▶ **What this task involves**: Without adding anything, give again the lines from the one holding "Enumerate this screenshot's" through the final line of the records, exactly, with both ends included and pictures dropped.

▶ **Given data**:
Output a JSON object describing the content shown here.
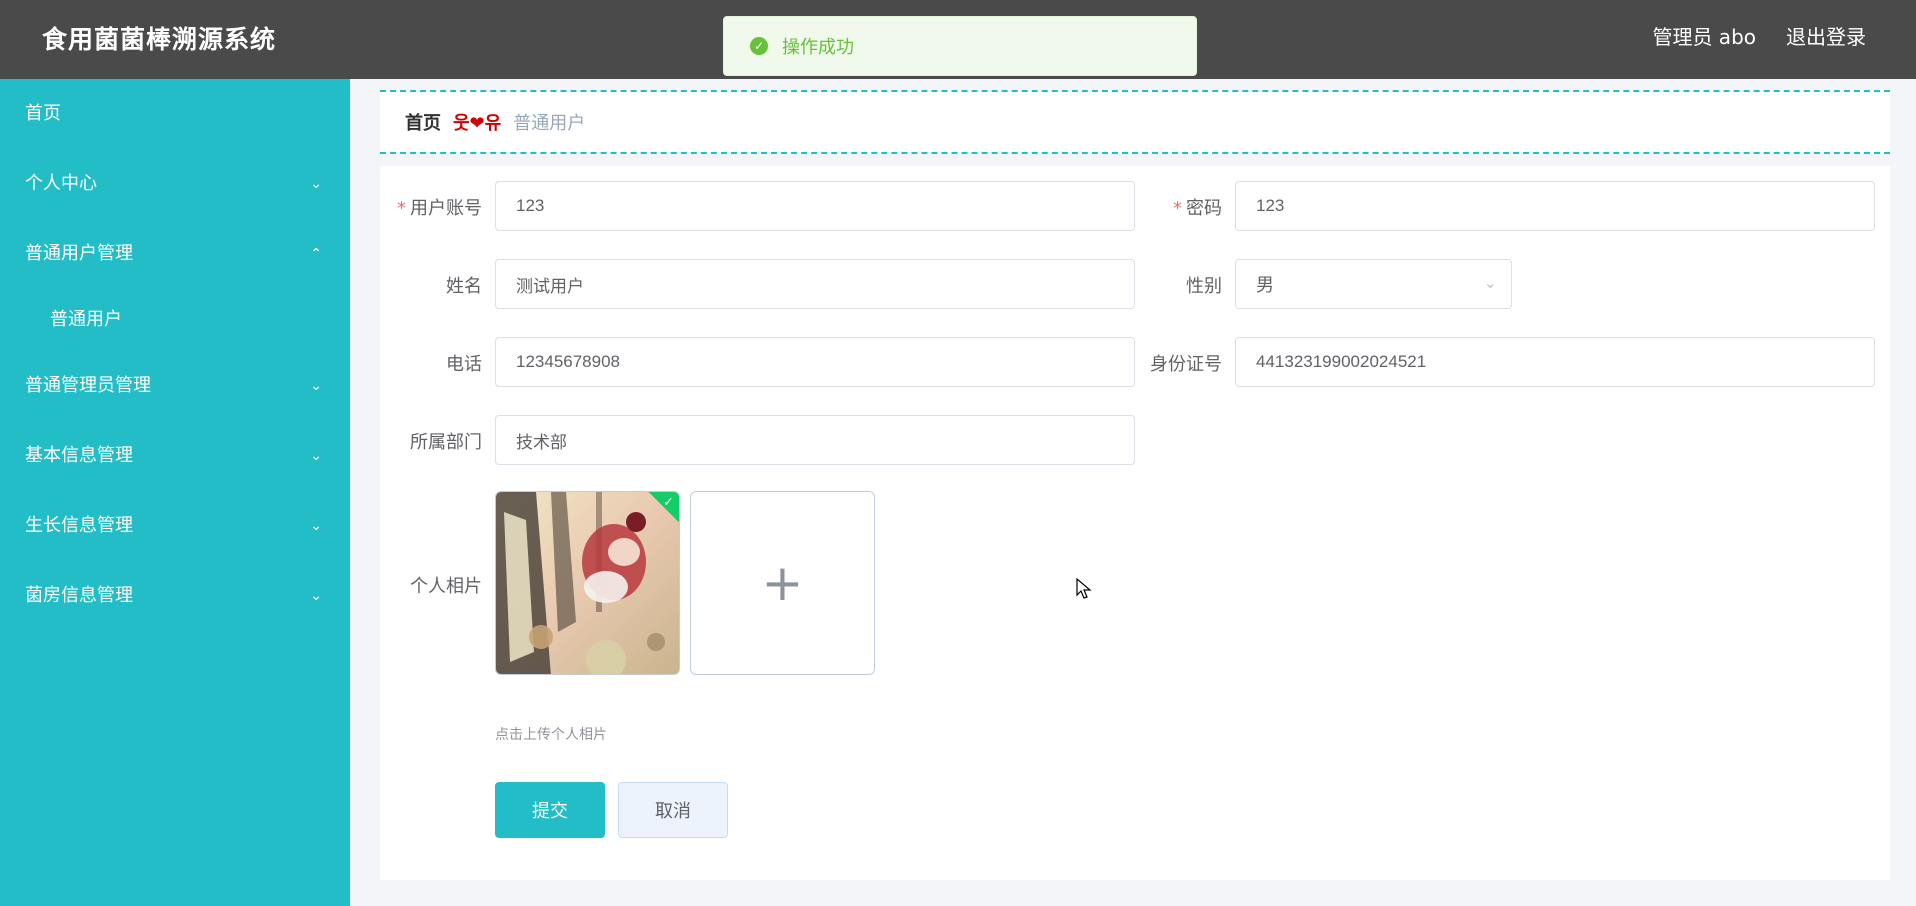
{
  "header": {
    "title": "食用菌菌棒溯源系统",
    "user": "管理员 abo",
    "logout": "退出登录"
  },
  "toast": {
    "message": "操作成功",
    "icon": "check-circle-icon"
  },
  "sidebar": {
    "items": [
      {
        "label": "首页"
      },
      {
        "label": "个人中心",
        "chevron": "⌄"
      },
      {
        "label": "普通用户管理",
        "chevron": "⌃"
      },
      {
        "label": "普通用户"
      },
      {
        "label": "普通管理员管理",
        "chevron": "⌄"
      },
      {
        "label": "基本信息管理",
        "chevron": "⌄"
      },
      {
        "label": "生长信息管理",
        "chevron": "⌄"
      },
      {
        "label": "菌房信息管理",
        "chevron": "⌄"
      }
    ]
  },
  "breadcrumb": {
    "home": "首页",
    "separator": "웃❤유",
    "current": "普通用户"
  },
  "form": {
    "account": {
      "label": "用户账号",
      "value": "123"
    },
    "password": {
      "label": "密码",
      "value": "123"
    },
    "name": {
      "label": "姓名",
      "value": "测试用户"
    },
    "gender": {
      "label": "性别",
      "value": "男"
    },
    "phone": {
      "label": "电话",
      "value": "12345678908"
    },
    "id_card": {
      "label": "身份证号",
      "value": "441323199002024521"
    },
    "department": {
      "label": "所属部门",
      "value": "技术部"
    },
    "photo": {
      "label": "个人相片",
      "tip": "点击上传个人相片"
    },
    "required_mark": "*"
  },
  "buttons": {
    "submit": "提交",
    "cancel": "取消"
  },
  "colors": {
    "accent": "#23bdc8",
    "header": "#4a4a4a",
    "success": "#67c23a"
  }
}
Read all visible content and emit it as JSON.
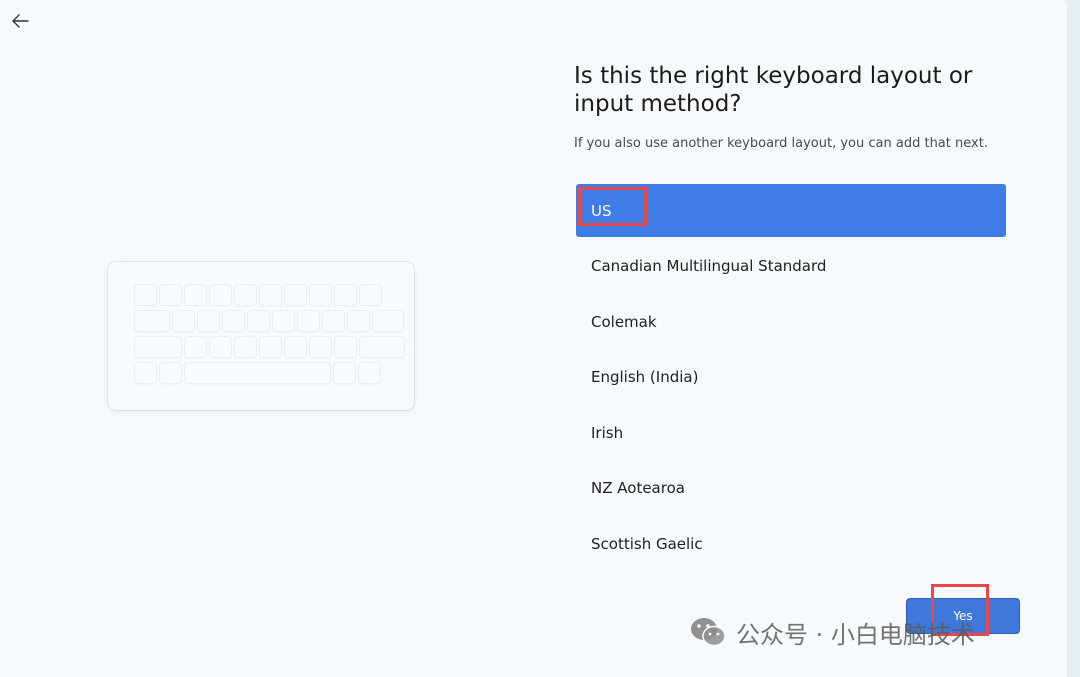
{
  "title": "Is this the right keyboard layout or input method?",
  "subtitle": "If you also use another keyboard layout, you can add that next.",
  "layouts": [
    {
      "label": "US",
      "selected": true
    },
    {
      "label": "Canadian Multilingual Standard",
      "selected": false
    },
    {
      "label": "Colemak",
      "selected": false
    },
    {
      "label": "English (India)",
      "selected": false
    },
    {
      "label": "Irish",
      "selected": false
    },
    {
      "label": "NZ Aotearoa",
      "selected": false
    },
    {
      "label": "Scottish Gaelic",
      "selected": false
    }
  ],
  "buttons": {
    "yes_label": "Yes"
  },
  "icons": {
    "back": "back-arrow-icon",
    "keyboard": "keyboard-illustration",
    "watermark": "wechat-icon"
  },
  "watermark": {
    "text": "公众号 · 小白电脑技术"
  },
  "colors": {
    "accent": "#407ce6",
    "annotation": "#e8484a"
  }
}
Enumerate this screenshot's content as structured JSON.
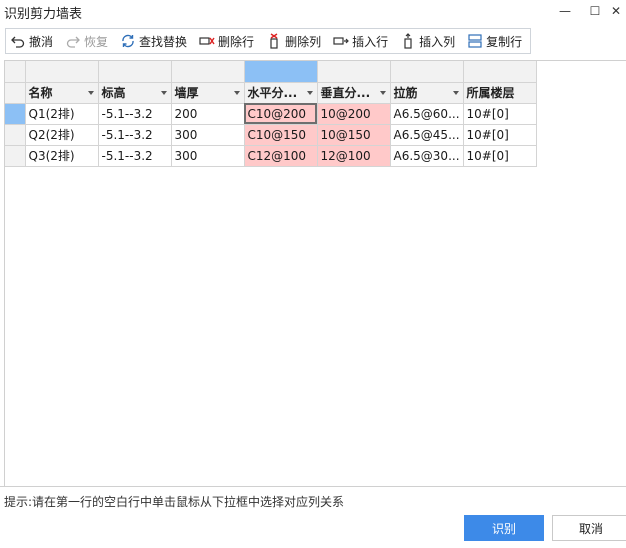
{
  "window": {
    "title": "识别剪力墙表",
    "minimize_glyph": "—",
    "maximize_glyph": "☐",
    "close_glyph": "✕"
  },
  "toolbar": {
    "undo": "撤消",
    "redo": "恢复",
    "find_replace": "查找替换",
    "delete_row": "删除行",
    "delete_col": "删除列",
    "insert_row": "插入行",
    "insert_col": "插入列",
    "copy_row": "复制行"
  },
  "table": {
    "columns": [
      "名称",
      "标高",
      "墙厚",
      "水平分...",
      "垂直分...",
      "拉筋",
      "所属楼层"
    ],
    "rows": [
      [
        "Q1(2排)",
        "-5.1--3.2",
        "200",
        "C10@200",
        "10@200",
        "A6.5@60...",
        "10#[0]"
      ],
      [
        "Q2(2排)",
        "-5.1--3.2",
        "300",
        "C10@150",
        "10@150",
        "A6.5@45...",
        "10#[0]"
      ],
      [
        "Q3(2排)",
        "-5.1--3.2",
        "300",
        "C12@100",
        "12@100",
        "A6.5@30...",
        "10#[0]"
      ]
    ]
  },
  "colors": {
    "highlight": "#ffc9c9",
    "selected_header": "#8cc0f5",
    "primary_button": "#3d8ae8"
  },
  "footer": {
    "hint": "提示:请在第一行的空白行中单击鼠标从下拉框中选择对应列关系",
    "ok_label": "识别",
    "cancel_label": "取消"
  }
}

▶ **Answer below**:
Enumerate this screenshot's content as structured JSON.
{
  "window": {
    "title": "识别剪力墙表",
    "minimize_glyph": "—",
    "maximize_glyph": "☐",
    "close_glyph": "✕"
  },
  "toolbar": {
    "undo": "撤消",
    "redo": "恢复",
    "find_replace": "查找替换",
    "delete_row": "删除行",
    "delete_col": "删除列",
    "insert_row": "插入行",
    "insert_col": "插入列",
    "copy_row": "复制行"
  },
  "table": {
    "columns": [
      "名称",
      "标高",
      "墙厚",
      "水平分...",
      "垂直分...",
      "拉筋",
      "所属楼层"
    ],
    "rows": [
      [
        "Q1(2排)",
        "-5.1--3.2",
        "200",
        "C10@200",
        "10@200",
        "A6.5@60...",
        "10#[0]"
      ],
      [
        "Q2(2排)",
        "-5.1--3.2",
        "300",
        "C10@150",
        "10@150",
        "A6.5@45...",
        "10#[0]"
      ],
      [
        "Q3(2排)",
        "-5.1--3.2",
        "300",
        "C12@100",
        "12@100",
        "A6.5@30...",
        "10#[0]"
      ]
    ]
  },
  "colors": {
    "highlight": "#ffc9c9",
    "selected_header": "#8cc0f5",
    "primary_button": "#3d8ae8"
  },
  "footer": {
    "hint": "提示:请在第一行的空白行中单击鼠标从下拉框中选择对应列关系",
    "ok_label": "识别",
    "cancel_label": "取消"
  }
}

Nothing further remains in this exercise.